Given records below:

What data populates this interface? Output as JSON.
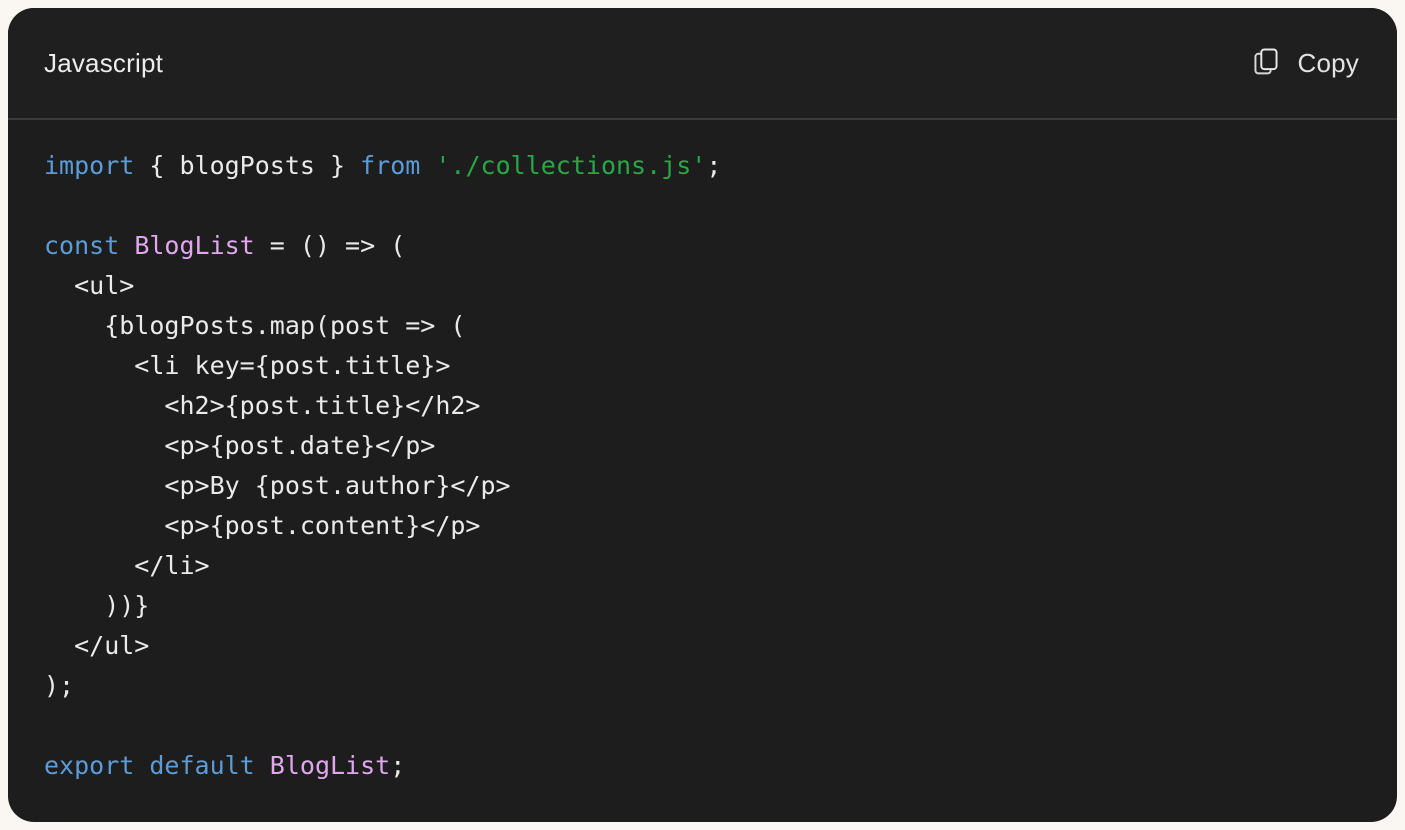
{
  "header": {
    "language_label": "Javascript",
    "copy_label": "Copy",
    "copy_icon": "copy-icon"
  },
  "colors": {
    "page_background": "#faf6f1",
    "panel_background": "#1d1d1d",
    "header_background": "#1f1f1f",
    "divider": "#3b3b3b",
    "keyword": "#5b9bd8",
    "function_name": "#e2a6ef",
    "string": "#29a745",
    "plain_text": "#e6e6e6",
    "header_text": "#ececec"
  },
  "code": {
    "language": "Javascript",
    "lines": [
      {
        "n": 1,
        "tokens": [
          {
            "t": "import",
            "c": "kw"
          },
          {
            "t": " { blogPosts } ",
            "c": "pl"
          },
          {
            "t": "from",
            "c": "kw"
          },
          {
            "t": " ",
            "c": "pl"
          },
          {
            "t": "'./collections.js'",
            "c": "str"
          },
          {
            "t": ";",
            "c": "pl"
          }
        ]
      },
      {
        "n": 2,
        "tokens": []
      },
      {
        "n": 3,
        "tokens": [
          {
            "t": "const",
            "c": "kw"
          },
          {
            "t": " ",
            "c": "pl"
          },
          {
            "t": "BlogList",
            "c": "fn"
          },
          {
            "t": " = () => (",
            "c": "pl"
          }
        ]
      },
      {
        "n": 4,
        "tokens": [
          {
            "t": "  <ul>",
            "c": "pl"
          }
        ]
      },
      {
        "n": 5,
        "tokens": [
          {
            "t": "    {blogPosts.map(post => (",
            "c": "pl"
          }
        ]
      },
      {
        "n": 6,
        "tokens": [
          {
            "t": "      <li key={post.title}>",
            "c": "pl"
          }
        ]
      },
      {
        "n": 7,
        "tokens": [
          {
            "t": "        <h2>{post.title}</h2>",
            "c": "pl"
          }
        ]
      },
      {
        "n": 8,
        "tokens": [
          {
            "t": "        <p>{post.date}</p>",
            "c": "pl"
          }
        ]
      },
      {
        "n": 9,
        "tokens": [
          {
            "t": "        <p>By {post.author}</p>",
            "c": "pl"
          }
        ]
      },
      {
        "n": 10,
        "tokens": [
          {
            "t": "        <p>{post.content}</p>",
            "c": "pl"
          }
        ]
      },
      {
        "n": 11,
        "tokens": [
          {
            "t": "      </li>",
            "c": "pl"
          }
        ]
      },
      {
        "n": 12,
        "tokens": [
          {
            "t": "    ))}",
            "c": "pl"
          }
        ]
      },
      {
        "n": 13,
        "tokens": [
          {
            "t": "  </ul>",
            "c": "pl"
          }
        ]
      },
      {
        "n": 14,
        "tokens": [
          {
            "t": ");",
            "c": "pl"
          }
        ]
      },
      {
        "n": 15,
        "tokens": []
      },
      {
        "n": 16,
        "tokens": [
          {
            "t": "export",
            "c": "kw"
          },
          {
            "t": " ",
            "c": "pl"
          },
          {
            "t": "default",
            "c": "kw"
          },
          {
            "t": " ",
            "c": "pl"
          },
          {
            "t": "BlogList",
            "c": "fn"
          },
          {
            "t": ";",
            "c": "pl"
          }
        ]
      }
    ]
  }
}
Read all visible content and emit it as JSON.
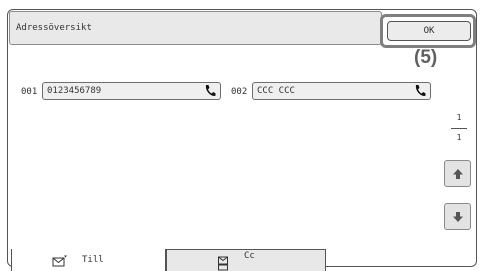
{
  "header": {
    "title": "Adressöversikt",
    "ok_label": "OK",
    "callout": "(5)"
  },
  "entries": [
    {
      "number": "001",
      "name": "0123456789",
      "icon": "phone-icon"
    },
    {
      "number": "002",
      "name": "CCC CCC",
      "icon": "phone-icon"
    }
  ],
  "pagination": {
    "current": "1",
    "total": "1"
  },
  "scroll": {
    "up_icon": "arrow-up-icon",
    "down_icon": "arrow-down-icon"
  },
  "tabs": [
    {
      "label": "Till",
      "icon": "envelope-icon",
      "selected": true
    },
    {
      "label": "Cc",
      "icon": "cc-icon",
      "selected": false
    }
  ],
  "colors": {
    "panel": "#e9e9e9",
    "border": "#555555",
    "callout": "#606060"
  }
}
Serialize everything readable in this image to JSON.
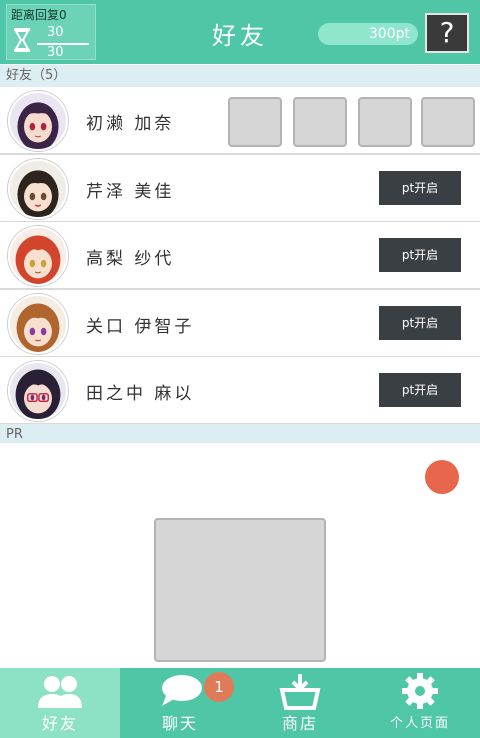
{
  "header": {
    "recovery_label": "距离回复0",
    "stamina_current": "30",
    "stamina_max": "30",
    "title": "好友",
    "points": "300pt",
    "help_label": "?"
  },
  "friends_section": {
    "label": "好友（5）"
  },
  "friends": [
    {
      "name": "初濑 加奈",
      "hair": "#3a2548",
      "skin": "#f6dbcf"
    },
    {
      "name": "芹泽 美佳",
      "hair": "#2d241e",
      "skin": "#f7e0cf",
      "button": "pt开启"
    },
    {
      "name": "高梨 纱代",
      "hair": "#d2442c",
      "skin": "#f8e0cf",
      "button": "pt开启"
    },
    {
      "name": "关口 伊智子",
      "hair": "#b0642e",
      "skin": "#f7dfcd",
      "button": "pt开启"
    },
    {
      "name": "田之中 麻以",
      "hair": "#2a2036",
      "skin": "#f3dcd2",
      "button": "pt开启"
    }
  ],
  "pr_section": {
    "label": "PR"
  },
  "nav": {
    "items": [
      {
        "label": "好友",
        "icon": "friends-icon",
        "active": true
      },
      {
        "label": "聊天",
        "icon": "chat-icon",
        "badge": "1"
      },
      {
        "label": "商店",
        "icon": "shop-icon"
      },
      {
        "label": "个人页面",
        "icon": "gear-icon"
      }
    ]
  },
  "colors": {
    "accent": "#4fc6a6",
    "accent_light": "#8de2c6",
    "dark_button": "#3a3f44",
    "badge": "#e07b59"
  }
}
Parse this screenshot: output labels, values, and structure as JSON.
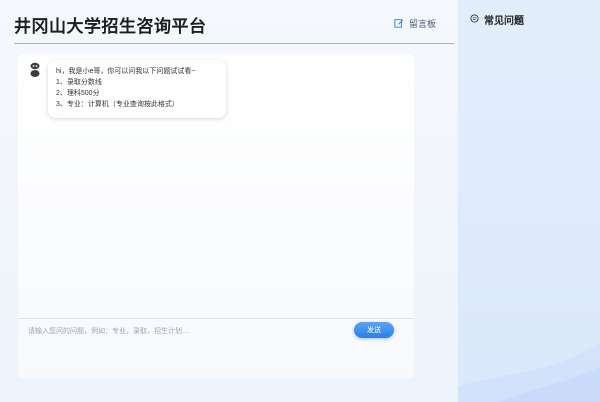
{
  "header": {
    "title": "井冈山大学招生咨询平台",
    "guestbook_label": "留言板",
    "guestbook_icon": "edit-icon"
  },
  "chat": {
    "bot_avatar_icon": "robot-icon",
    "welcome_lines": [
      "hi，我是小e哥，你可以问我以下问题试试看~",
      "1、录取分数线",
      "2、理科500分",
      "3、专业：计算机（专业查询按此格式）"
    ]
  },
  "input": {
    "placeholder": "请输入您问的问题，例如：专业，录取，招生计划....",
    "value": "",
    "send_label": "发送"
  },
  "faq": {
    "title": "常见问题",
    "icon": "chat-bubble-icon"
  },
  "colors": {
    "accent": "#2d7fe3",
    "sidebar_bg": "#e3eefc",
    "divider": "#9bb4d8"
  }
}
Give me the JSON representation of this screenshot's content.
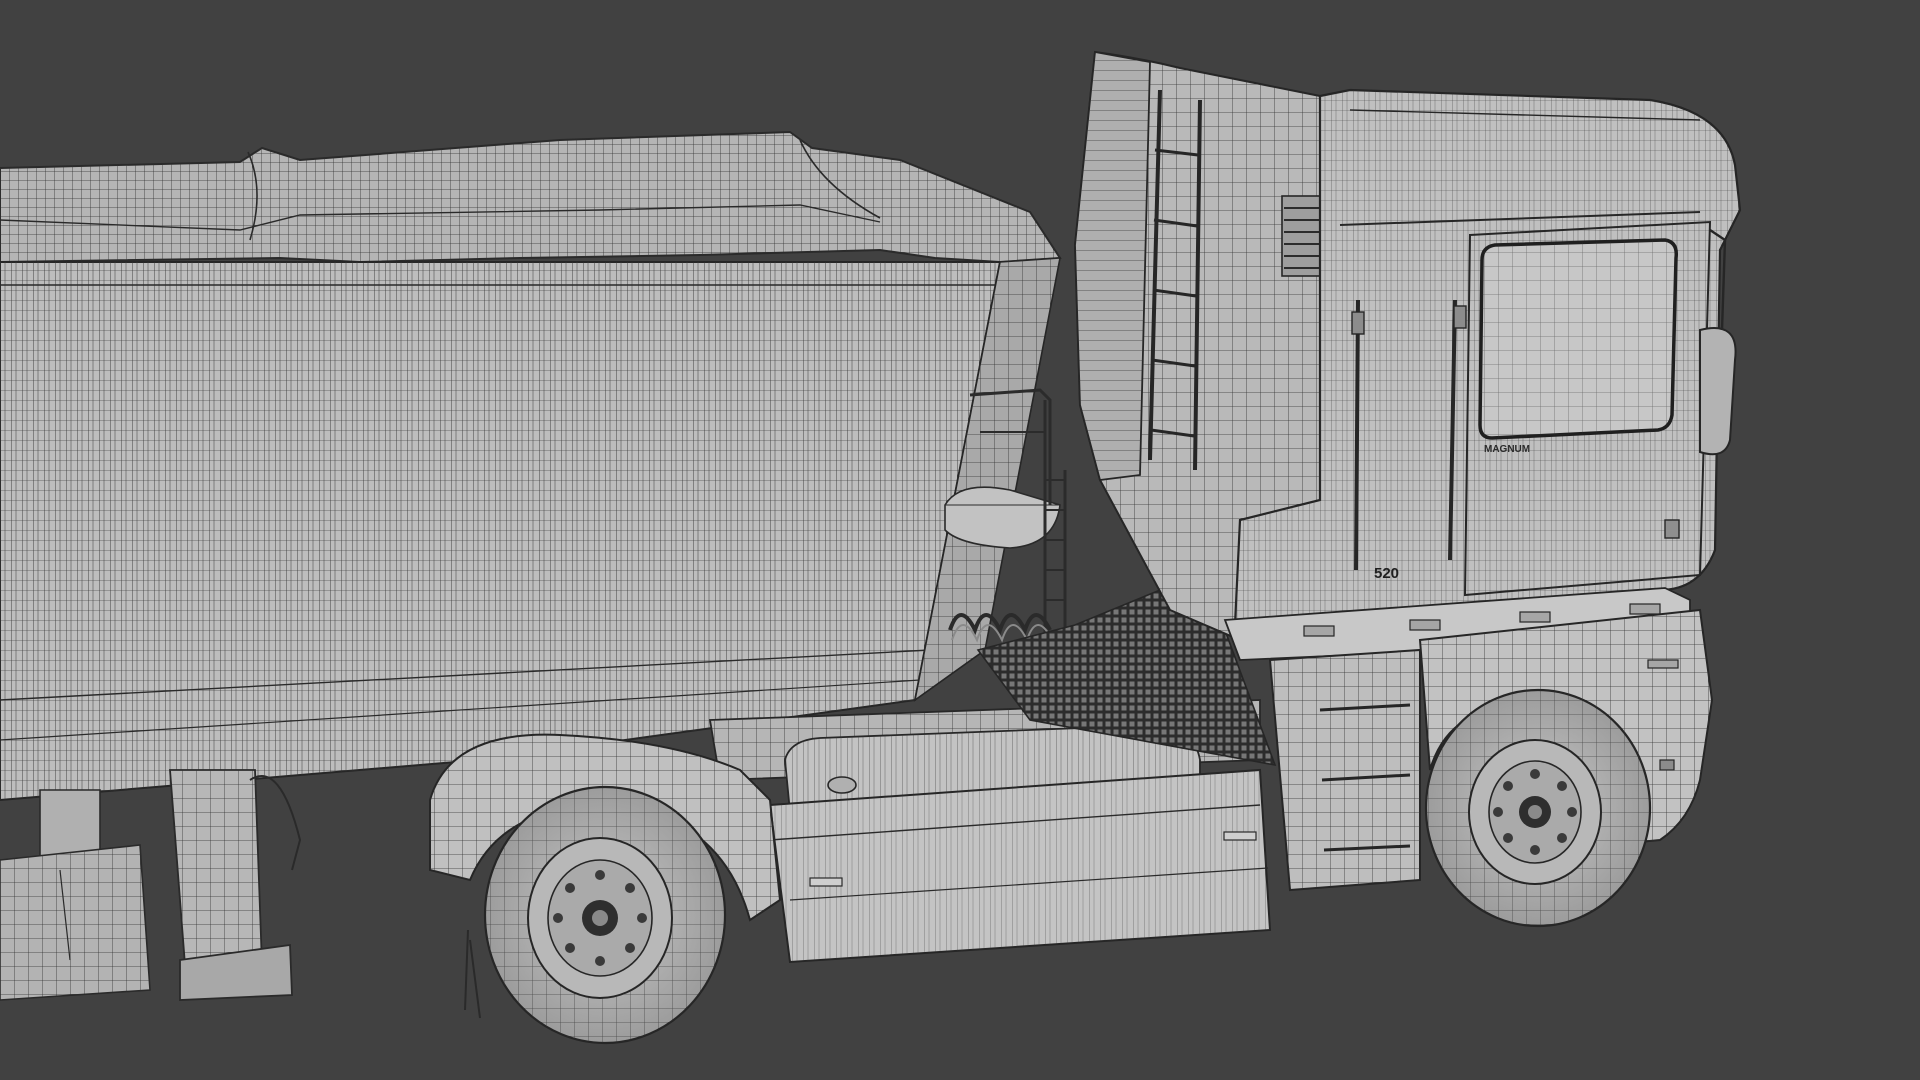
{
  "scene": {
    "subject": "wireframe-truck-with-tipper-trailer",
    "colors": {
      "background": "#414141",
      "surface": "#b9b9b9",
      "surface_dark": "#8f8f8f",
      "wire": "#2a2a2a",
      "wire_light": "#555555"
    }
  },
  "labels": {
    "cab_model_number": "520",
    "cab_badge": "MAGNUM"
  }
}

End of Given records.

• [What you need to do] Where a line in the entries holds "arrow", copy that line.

• [Your response]
    "up_icon": "arrow-up-icon",
    "down_icon": "arrow-down-icon"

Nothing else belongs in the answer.